Risk model assesses function in older patients after hospitalization for acute MI

Five factors, including longer hospital stay and depression, were associated with declines in activities of daily living six months after discharge for a myocardial infarction (MI).


A new risk model may help predict declines in activities of daily living in older adults who are hospitalized for acute myocardial infarction (MI), a recent study found.

Researchers used data from the prospective SILVER-AMI (Comprehensive Evaluation of Risk Factors in Older Patients With Acute Myocardial Infarction) study to evaluate the incidence of functional decline in a nationwide cohort study of older adults hospitalized with acute MI and develop a risk model to help identify at-risk patients. Data on demographic, cardiac, geriatric, psychosocial, and lifestyle variables were collected during hospitalization and six months afterward. Functional decline was defined as decreased ability to independently perform essential activities of daily living (such as bathing, dressing, transferring, and ambulating) from baseline to six months postdischarge. The primary outcome was a decrease in at least one activity of daily living at six months. The results of the study were published Oct. 1 by the Journal of the American Heart Association.

Overall, 2,555 patients with acute MI were included in the main study analysis. Of these, 1,709 were randomly assigned to the derivation cohort and 846 were randomly assigned to the validation cohort. Mean age was 81.3 years, 56.7% were men, and 90.3% were White. A total of 327 patients (12.8%) reported declines in activities of daily living at six months after discharge, with older age (odds ratio [OR], 1.03; 95% CI, 1.00 to 1.07 per year), longer hospital stay (OR, 1.05; 95% CI, 1.02 to 1.08 per day), mobility impairment during hospitalization (ORs, 3.00 [95% CI, 1.79 to 5.04] and 6.67 [95% CI, 3.89 to 11.40] for moderate and severe impairment, respectively), and depression (OR, 1.92; 95% CI, 1.33 to 2.79) identified as risk factors. In addition, decline in activities of daily living was more common in patients who reported being “about as active” as or “less active” than their peers (ORs, 1.67 [95% CI, 1.16 to 2.41] and 1.71 [95% CI, 1.09 to 2.69], respectively) versus “more active.” Factors associated with decreased risk for functional decline were revascularization during hospitalization (ORs, 0.52 [95% CI, 0.35 to 0.78] for percutaneous coronary intervention and 0.24 [95% CI, 0.12 to 0.48] for coronary artery bypass grafting) and ability to walk a quarter mile before acute MI (OR, 0.70; 95% CI, −0.50 to 0.97). The researchers found that model discrimination (c=0.78) and calibration were both good.

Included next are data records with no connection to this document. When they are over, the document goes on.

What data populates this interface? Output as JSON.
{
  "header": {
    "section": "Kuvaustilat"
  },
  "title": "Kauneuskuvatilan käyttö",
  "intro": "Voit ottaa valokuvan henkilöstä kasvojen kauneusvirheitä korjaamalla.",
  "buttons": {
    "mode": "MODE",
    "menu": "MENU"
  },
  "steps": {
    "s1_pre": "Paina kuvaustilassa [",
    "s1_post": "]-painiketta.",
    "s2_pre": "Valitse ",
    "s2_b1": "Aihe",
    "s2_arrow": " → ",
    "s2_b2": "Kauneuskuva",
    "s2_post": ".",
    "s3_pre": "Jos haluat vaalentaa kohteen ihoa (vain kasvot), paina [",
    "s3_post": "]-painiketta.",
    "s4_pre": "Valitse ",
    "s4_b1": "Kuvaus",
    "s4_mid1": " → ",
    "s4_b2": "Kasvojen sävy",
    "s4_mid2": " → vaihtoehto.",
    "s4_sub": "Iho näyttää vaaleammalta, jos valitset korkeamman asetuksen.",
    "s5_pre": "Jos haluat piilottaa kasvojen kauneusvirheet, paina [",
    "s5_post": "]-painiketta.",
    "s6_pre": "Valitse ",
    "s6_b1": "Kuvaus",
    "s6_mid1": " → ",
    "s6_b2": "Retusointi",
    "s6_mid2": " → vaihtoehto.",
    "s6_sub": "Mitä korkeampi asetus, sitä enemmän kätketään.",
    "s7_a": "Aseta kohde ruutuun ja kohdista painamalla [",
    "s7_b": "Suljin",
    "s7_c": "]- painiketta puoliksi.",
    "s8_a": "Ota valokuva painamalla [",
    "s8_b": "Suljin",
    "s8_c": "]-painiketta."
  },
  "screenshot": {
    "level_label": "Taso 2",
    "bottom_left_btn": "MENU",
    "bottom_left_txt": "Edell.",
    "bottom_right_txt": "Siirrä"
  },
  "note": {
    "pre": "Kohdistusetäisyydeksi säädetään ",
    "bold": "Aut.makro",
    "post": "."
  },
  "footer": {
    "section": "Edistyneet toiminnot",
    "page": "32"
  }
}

Patients' reported function one month before hospitalization was considered to be their function at baseline, and some patients may have had functional decline at the time of hospitalization that resolved before six months, the authors noted. They also said that their model requires external validation before use in clinical settings. “After external validation, use of this tool may improve treatment planning and shared decision-making for older patients with [acute MI] at risk for this important patient-centered outcome,” they concluded.